What We Are Doing

The Order of the Good Death continues to vocally support this bill.

What You Can Do

There are two ways that you can support this legislation. The first is by signing the petition.

The second is by letting your Congressperson know that you support this act by contacting them. Resist.bot has made this easy; all you have to do is text ‘Resist’ to 50409 and Resist.bot will help you send an email or fax to your Congressperson. You can also email your representatives directly using the email template provided on the bill’s website.

Status

In July 2023 a press conference was held to reintroduce the People’s Response Act.

graphic for the people's response act featuring a blue background, white text, and a raised fist on the right side of the graphic

Fetal Tissue Burial Laws

Background

Across the country, states are passing laws that place requirements on how fetal tissue and remains are handled. While legislation varies from state to state, the majority require that fetal tissue be buried or cremated as is required of human bodies. This type of legislation not only further stigmatizes abortion and miscarriage, but also allows the funeral industry and politicians to further exploit people and fuel their fear of death. Learn more about fetal tissue burial laws.

What We Are Doing

The Order of the Good Death has put together a list of resources and contacts for people navigating these laws, and an article detailing how the Death Positive Movement can counteract anti-choice efforts. The Order has also provided grant funding to A Sacred Passing to develop a program to increase the access to education for people wanting to learn how to support and care someone through abortion and pregnancy loss. We continue to monitor legislation and push out calls to action when appropriate.

What You Can Do

As states continue to pass restrictive fetal tissue burial laws it is important to make your voice heard about how this places an undue burden on both providers and pregnant people. One easy way to reach out to your legislators is through Resist.bot. Simply text ‘Resist’ to 50409 and this service will turn your text messages into a letter to either fax or email directly to your chosen representatives.

Status

In May 2023 the the U.S. Supreme Court declined to take up a lawsuit challenging Indiana’s fetal burial laws.

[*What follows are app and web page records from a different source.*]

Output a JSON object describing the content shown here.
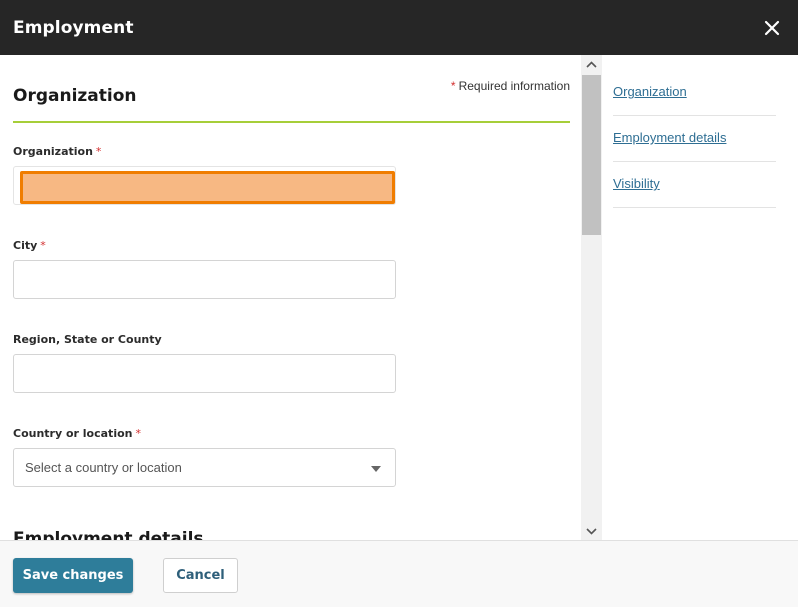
{
  "dialog": {
    "title": "Employment",
    "close_icon": "close-icon"
  },
  "form": {
    "section_title": "Organization",
    "required_note": {
      "star": "*",
      "text": "Required information"
    },
    "fields": {
      "organization": {
        "label": "Organization",
        "star": "*",
        "value": ""
      },
      "city": {
        "label": "City",
        "star": "*",
        "value": ""
      },
      "region": {
        "label": "Region, State or County",
        "value": ""
      },
      "country": {
        "label": "Country or location",
        "star": "*",
        "placeholder": "Select a country or location"
      }
    },
    "next_section_title": "Employment details"
  },
  "side_nav": {
    "items": [
      {
        "label": "Organization"
      },
      {
        "label": "Employment details"
      },
      {
        "label": "Visibility"
      }
    ]
  },
  "footer": {
    "save_label": "Save changes",
    "cancel_label": "Cancel"
  },
  "colors": {
    "header_bg": "#262626",
    "accent_rule": "#a6ce39",
    "focus_border": "#f07d00",
    "focus_fill": "#f7b883",
    "primary_button": "#2e7d9a",
    "link": "#2e6e93",
    "required_star": "#d32f2f"
  }
}
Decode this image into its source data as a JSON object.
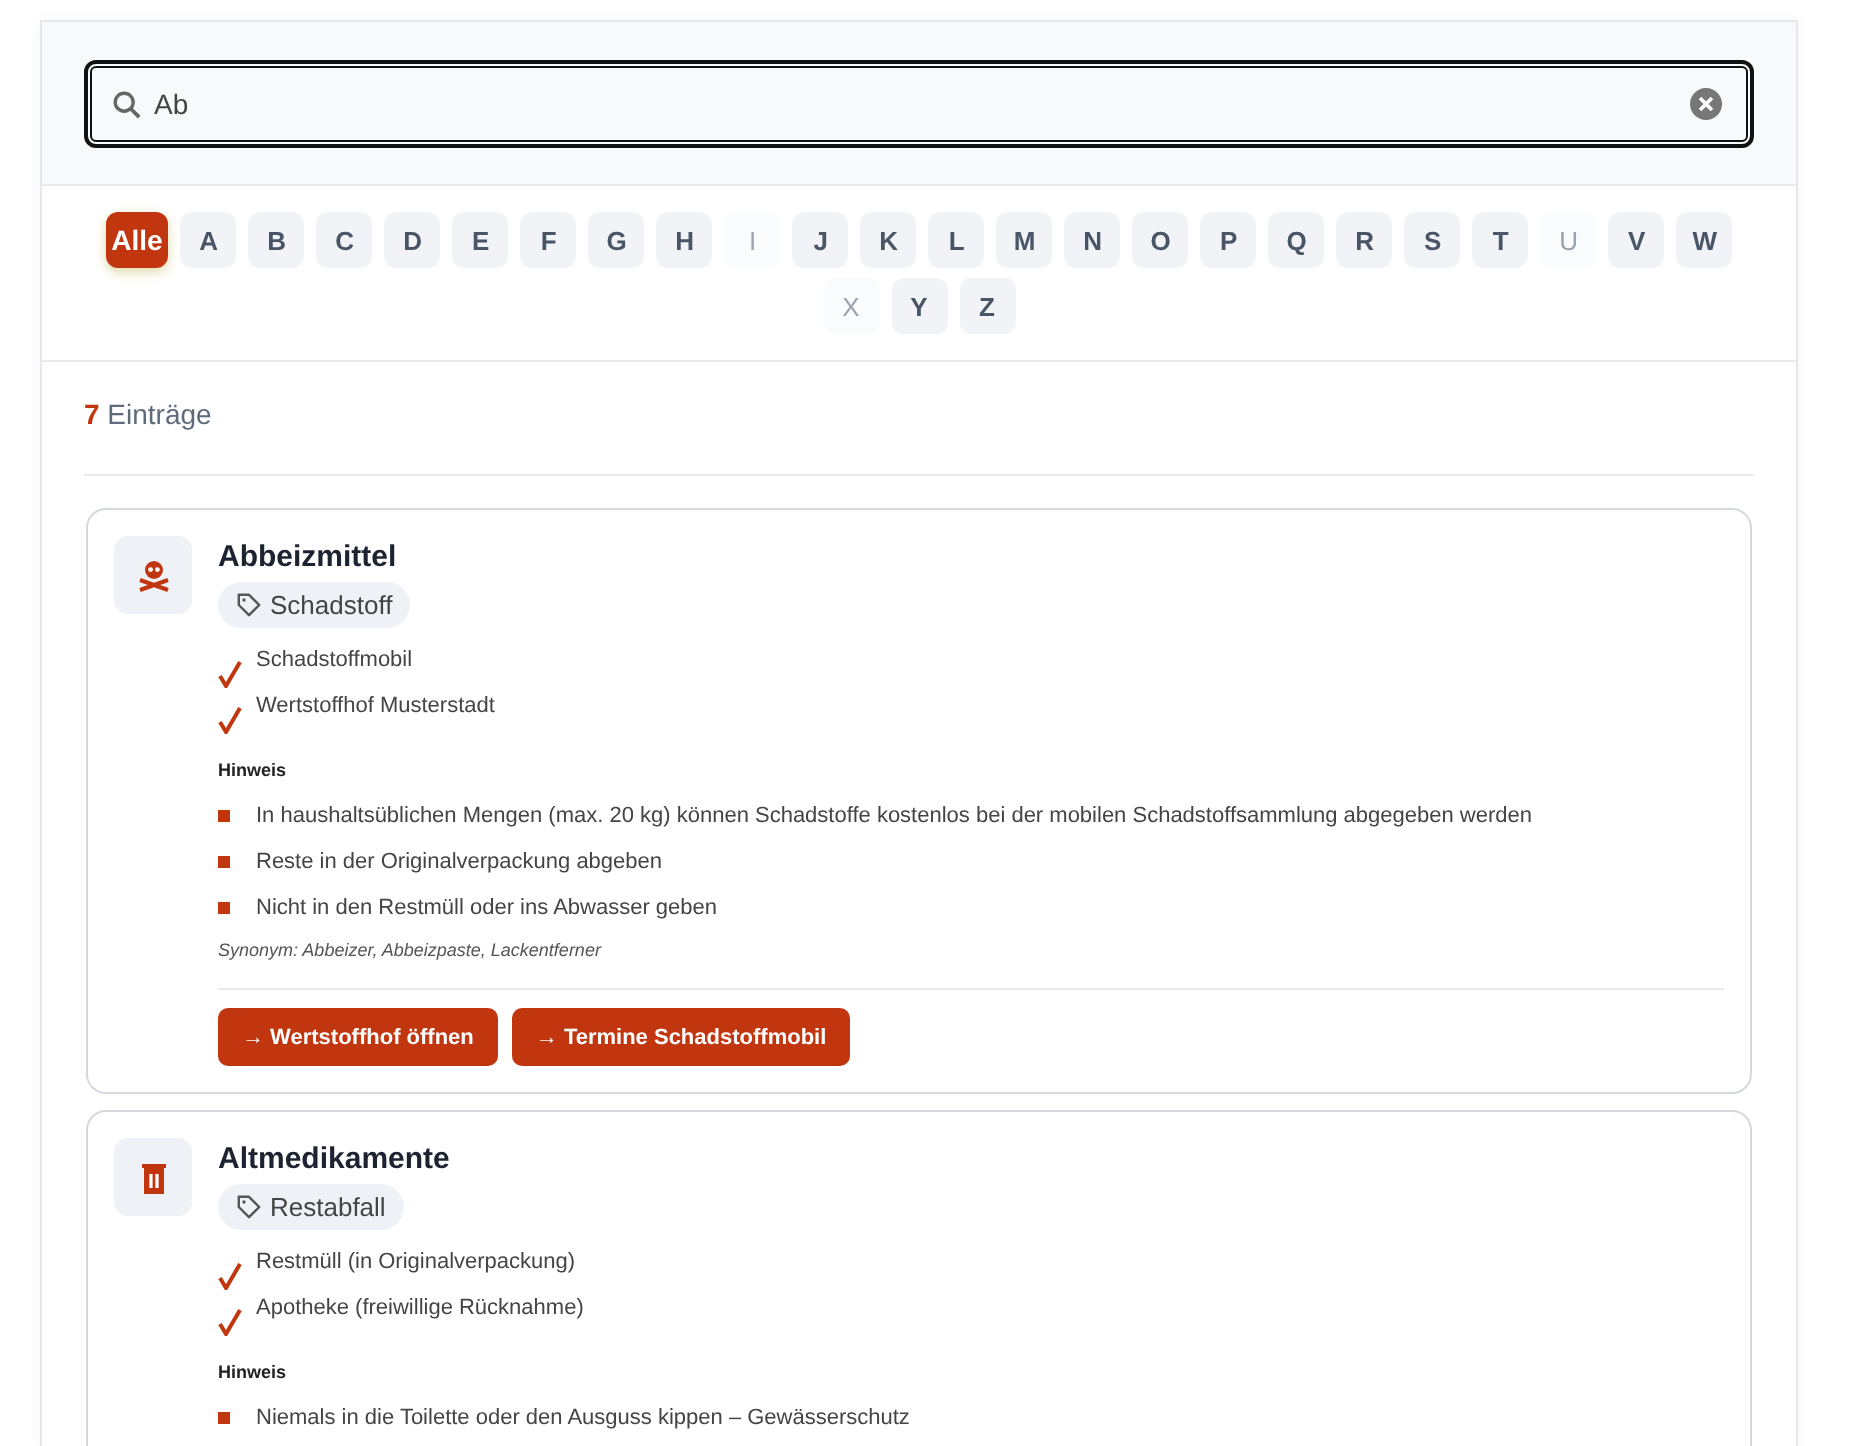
{
  "search": {
    "value": "Ab"
  },
  "letters": [
    {
      "label": "Alle",
      "selected": true,
      "disabled": false
    },
    {
      "label": "A",
      "selected": false,
      "disabled": false
    },
    {
      "label": "B",
      "selected": false,
      "disabled": false
    },
    {
      "label": "C",
      "selected": false,
      "disabled": false
    },
    {
      "label": "D",
      "selected": false,
      "disabled": false
    },
    {
      "label": "E",
      "selected": false,
      "disabled": false
    },
    {
      "label": "F",
      "selected": false,
      "disabled": false
    },
    {
      "label": "G",
      "selected": false,
      "disabled": false
    },
    {
      "label": "H",
      "selected": false,
      "disabled": false
    },
    {
      "label": "I",
      "selected": false,
      "disabled": true
    },
    {
      "label": "J",
      "selected": false,
      "disabled": false
    },
    {
      "label": "K",
      "selected": false,
      "disabled": false
    },
    {
      "label": "L",
      "selected": false,
      "disabled": false
    },
    {
      "label": "M",
      "selected": false,
      "disabled": false
    },
    {
      "label": "N",
      "selected": false,
      "disabled": false
    },
    {
      "label": "O",
      "selected": false,
      "disabled": false
    },
    {
      "label": "P",
      "selected": false,
      "disabled": false
    },
    {
      "label": "Q",
      "selected": false,
      "disabled": false
    },
    {
      "label": "R",
      "selected": false,
      "disabled": false
    },
    {
      "label": "S",
      "selected": false,
      "disabled": false
    },
    {
      "label": "T",
      "selected": false,
      "disabled": false
    },
    {
      "label": "U",
      "selected": false,
      "disabled": true
    },
    {
      "label": "V",
      "selected": false,
      "disabled": false
    },
    {
      "label": "W",
      "selected": false,
      "disabled": false
    },
    {
      "label": "X",
      "selected": false,
      "disabled": true
    },
    {
      "label": "Y",
      "selected": false,
      "disabled": false
    },
    {
      "label": "Z",
      "selected": false,
      "disabled": false
    }
  ],
  "result_count": {
    "number": "7",
    "label": "Einträge"
  },
  "entries": [
    {
      "kind": "hazard",
      "title": "Abbeizmittel",
      "category": "Schadstoff",
      "locations": [
        "Schadstoffmobil",
        "Wertstoffhof Musterstadt"
      ],
      "note_heading": "Hinweis",
      "notes": [
        "In haushaltsüblichen Mengen (max. 20 kg) können Schadstoffe kostenlos bei der mobilen Schadstoffsammlung abgegeben werden",
        "Reste in der Originalverpackung abgeben",
        "Nicht in den Restmüll oder ins Abwasser geben"
      ],
      "synonyms": "Synonym: Abbeizer, Abbeizpaste, Lackentferner",
      "actions": [
        "→ Wertstoffhof öffnen",
        "→ Termine Schadstoffmobil"
      ]
    },
    {
      "kind": "waste",
      "title": "Altmedikamente",
      "category": "Restabfall",
      "locations": [
        "Restmüll (in Originalverpackung)",
        "Apotheke (freiwillige Rücknahme)"
      ],
      "note_heading": "Hinweis",
      "notes": [
        "Niemals in die Toilette oder den Ausguss kippen – Gewässerschutz"
      ]
    }
  ]
}
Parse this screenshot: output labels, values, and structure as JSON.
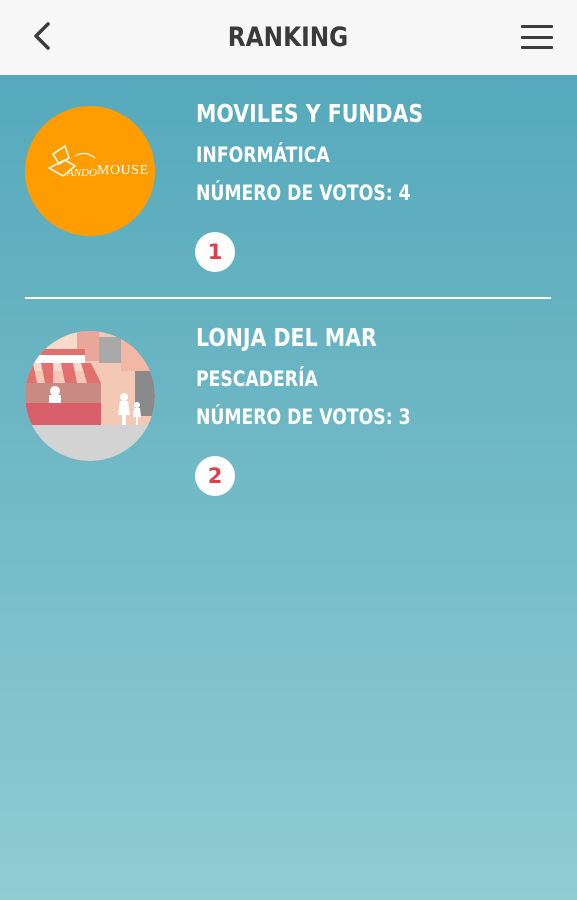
{
  "header": {
    "title": "RANKING",
    "back_icon": "chevron-left-icon",
    "menu_icon": "hamburger-menu-icon"
  },
  "ranking": [
    {
      "name": "MOVILES Y FUNDAS",
      "category": "INFORMÁTICA",
      "votes_text": "NÚMERO DE VOTOS: 4",
      "rank": "1",
      "logo_text": "MOUSE",
      "logo_color": "#ff9c00"
    },
    {
      "name": "LONJA DEL MAR",
      "category": "PESCADERÍA",
      "votes_text": "NÚMERO DE VOTOS: 3",
      "rank": "2"
    }
  ],
  "colors": {
    "header_bg": "#f7f7f7",
    "bg_top": "#50a6ba",
    "bg_bottom": "#8fcdd3",
    "rank_text": "#d8424a"
  }
}
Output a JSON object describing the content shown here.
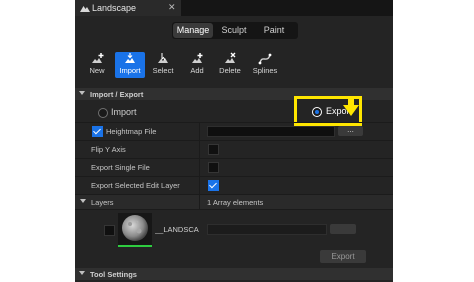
{
  "window": {
    "title": "Landscape",
    "close_glyph": "✕"
  },
  "modes": [
    "Manage",
    "Sculpt",
    "Paint"
  ],
  "active_mode": "Manage",
  "tools": [
    {
      "label": "New",
      "icon": "new-icon"
    },
    {
      "label": "Import",
      "icon": "import-icon",
      "active": true
    },
    {
      "label": "Select",
      "icon": "select-icon"
    },
    {
      "label": "Add",
      "icon": "add-icon"
    },
    {
      "label": "Delete",
      "icon": "delete-icon"
    },
    {
      "label": "Splines",
      "icon": "splines-icon"
    }
  ],
  "import_export": {
    "section_title": "Import / Export",
    "option_import": "Import",
    "option_export": "Export",
    "selected": "Export",
    "heightmap_label": "Heightmap File",
    "heightmap_enabled": true,
    "heightmap_value": "",
    "browse_label": "...",
    "flip_y_label": "Flip Y Axis",
    "flip_y": false,
    "export_single_label": "Export Single File",
    "export_single": false,
    "export_selected_label": "Export Selected Edit Layer",
    "export_selected": true
  },
  "layers": {
    "section_title": "Layers",
    "summary": "1 Array elements",
    "layer_name": "__LANDSCAPE",
    "layer_checked": false,
    "export_button": "Export"
  },
  "tool_settings": {
    "section_title": "Tool Settings"
  },
  "annotation": {
    "color": "#ffe600",
    "arrow_icon": "down-arrow-icon"
  },
  "colors": {
    "accent": "#1a73e8",
    "panel_bg": "#242424",
    "highlight": "#ffe600"
  }
}
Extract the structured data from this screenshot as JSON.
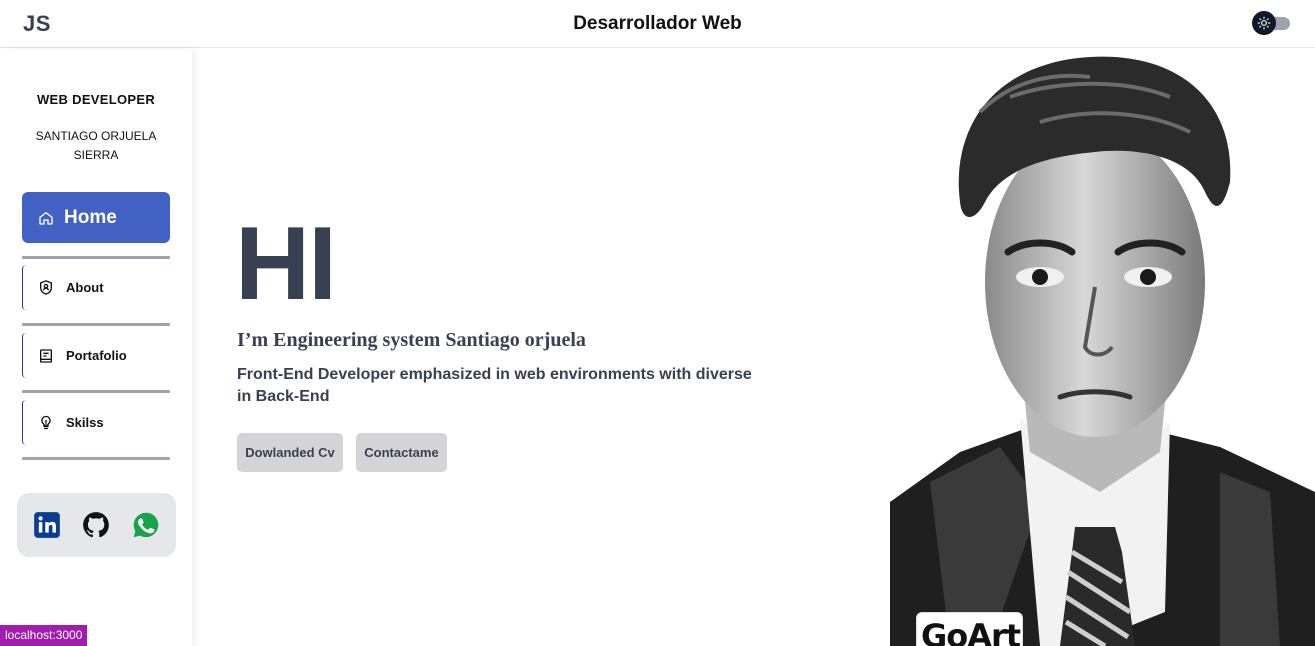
{
  "header": {
    "logo": "JS",
    "title": "Desarrollador Web",
    "theme_toggle_icon": "sun-icon"
  },
  "sidebar": {
    "role": "WEB DEVELOPER",
    "name": "SANTIAGO ORJUELA SIERRA",
    "nav": [
      {
        "label": "Home",
        "icon": "home-icon",
        "active": true
      },
      {
        "label": "About",
        "icon": "user-badge-icon"
      },
      {
        "label": "Portafolio",
        "icon": "portfolio-icon"
      },
      {
        "label": "Skilss",
        "icon": "lightbulb-icon"
      }
    ],
    "social": [
      {
        "icon": "linkedin-icon",
        "color": "#0a3d91"
      },
      {
        "icon": "github-icon",
        "color": "#111111"
      },
      {
        "icon": "whatsapp-icon",
        "color": "#16a34a"
      }
    ]
  },
  "hero": {
    "greeting": "HI",
    "intro": "I’m Engineering system Santiago orjuela",
    "description": "Front-End Developer emphasized in web environments with diverse in Back-End",
    "buttons": {
      "cv": "Dowlanded Cv",
      "contact": "Contactame"
    }
  },
  "portrait": {
    "watermark": "GoArt"
  },
  "status": {
    "url": "localhost:3000"
  },
  "colors": {
    "accent": "#4361c2",
    "nav_border": "#1e3a8a",
    "separator": "#9ca3af"
  }
}
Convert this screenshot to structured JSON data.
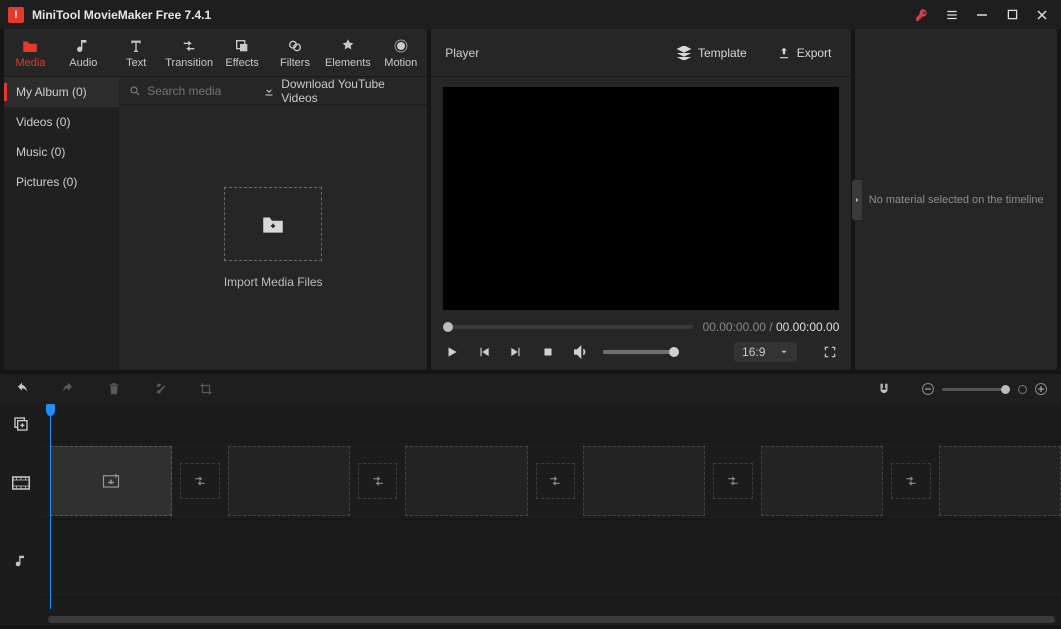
{
  "titlebar": {
    "app_title": "MiniTool MovieMaker Free 7.4.1"
  },
  "toolTabs": [
    {
      "id": "media",
      "label": "Media"
    },
    {
      "id": "audio",
      "label": "Audio"
    },
    {
      "id": "text",
      "label": "Text"
    },
    {
      "id": "transition",
      "label": "Transition"
    },
    {
      "id": "effects",
      "label": "Effects"
    },
    {
      "id": "filters",
      "label": "Filters"
    },
    {
      "id": "elements",
      "label": "Elements"
    },
    {
      "id": "motion",
      "label": "Motion"
    }
  ],
  "mediaCats": [
    {
      "id": "album",
      "label": "My Album (0)"
    },
    {
      "id": "videos",
      "label": "Videos (0)"
    },
    {
      "id": "music",
      "label": "Music (0)"
    },
    {
      "id": "pictures",
      "label": "Pictures (0)"
    }
  ],
  "mediaToolbar": {
    "search_placeholder": "Search media",
    "download_label": "Download YouTube Videos"
  },
  "import": {
    "caption": "Import Media Files"
  },
  "player": {
    "label": "Player",
    "template_label": "Template",
    "export_label": "Export",
    "cur_time": "00.00:00.00",
    "sep": " / ",
    "duration": "00.00:00.00",
    "aspect": "16:9"
  },
  "rightPanel": {
    "empty_text": "No material selected on the timeline"
  }
}
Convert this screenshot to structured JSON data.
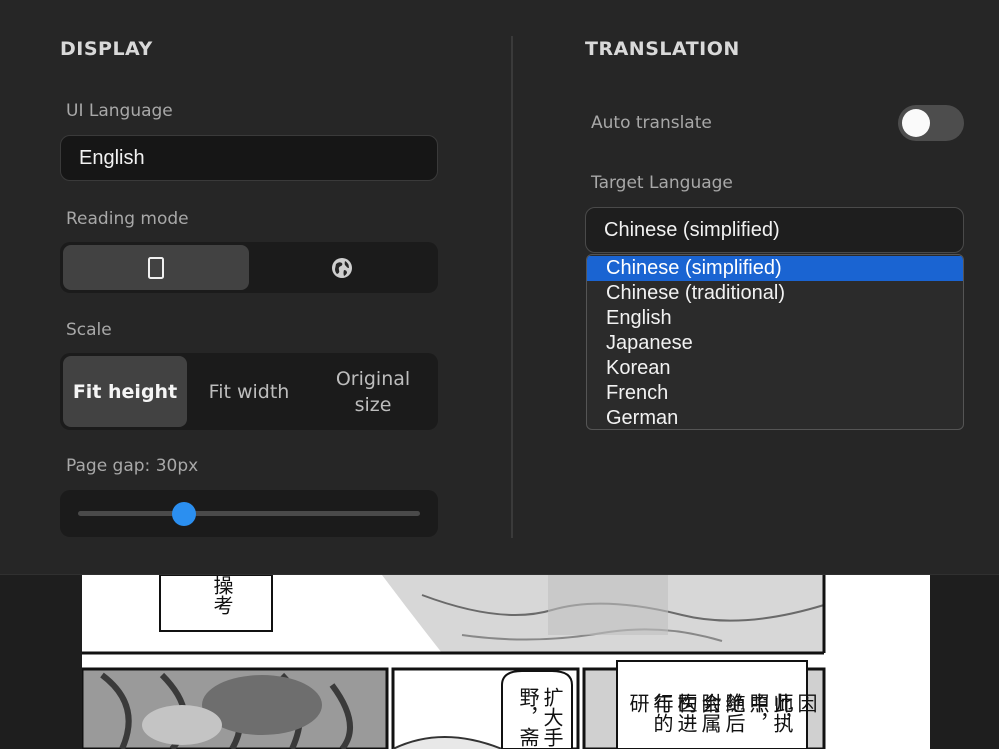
{
  "display": {
    "title": "DISPLAY",
    "ui_language_label": "UI Language",
    "ui_language_value": "English",
    "reading_mode_label": "Reading mode",
    "reading_mode_options": [
      {
        "icon": "single-page-icon",
        "selected": true
      },
      {
        "icon": "globe-icon",
        "selected": false
      }
    ],
    "scale_label": "Scale",
    "scale_options": [
      "Fit height",
      "Fit width",
      "Original size"
    ],
    "scale_selected": "Fit height",
    "page_gap_label": "Page gap: 30px",
    "page_gap_fraction": 0.31
  },
  "translation": {
    "title": "TRANSLATION",
    "auto_translate_label": "Auto translate",
    "auto_translate_on": false,
    "target_language_label": "Target Language",
    "target_language_value": "Chinese (simplified)",
    "language_options": [
      "Chinese (simplified)",
      "Chinese (traditional)",
      "English",
      "Japanese",
      "Korean",
      "French",
      "German"
    ]
  },
  "manga": {
    "bubble_top": [
      "操考"
    ],
    "bubble_middle": [
      "扩大手",
      "野，斋"
    ],
    "bubble_right": [
      "因此，",
      "师执照",
      "中，绝",
      "随后会",
      "附属医",
      "构进行",
      "年的研"
    ]
  },
  "colors": {
    "accent": "#2b8ff0",
    "selected_option": "#1a64d2",
    "panel_bg": "#262626"
  }
}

African American Burial Ground Network Study

Background

Senate Bill 2827 of the 116th Congress was introduced as a way to study and find ways to identify, interpret, preserve, and record unmarked, previously abandoned, or otherwise underserved African American peoples’ burial grounds. To read the full text of this bill, click here. The bill was passed by the Senate on December 20, 2020 but was never passed by the House.

What We Are Doing

The Order of the Good Death was one of the official signers of this bill when it was introduced to the Senate by Senator Sherrod Brown (D-OH) and Senator Tim Scott (R-SC). In addition to this, The Order has continued to create videos and publish articles  centering on the history and preservation efforts of Black burial spaces.

What You Can Do

At the end of 2022 Senate Bill 2827 (116th) secured inclusion in the omnibus bill.

Status

President Biden is expected to sign the bill into law in 2023.


End of Life Option Act

Background

The California End of Life Option Act (ABX2-15) allows terminally ill Californians to request medication to peacefully end their lives and free them from suffering. Read the full act.

What We Are Doing

In 2015, in addition to founder Caitlin Doughty serving on the Southern California Advisory Council for bill sponsor Compassion & Choices, the Order of the Good Death successfully launched a social media and information campaign to help get this bill passed.

What You Can Do

To stay up to date on current legislative efforts around end of life rights check out Compassion & Choices.

Status

Medical Aid in Dying laws have passed in the following states as of 2023: Oregon, Washington, Montana, Vermont, Colorado, California, Washington D.C., Hawaii, New Jersey, Maine, New Mexico.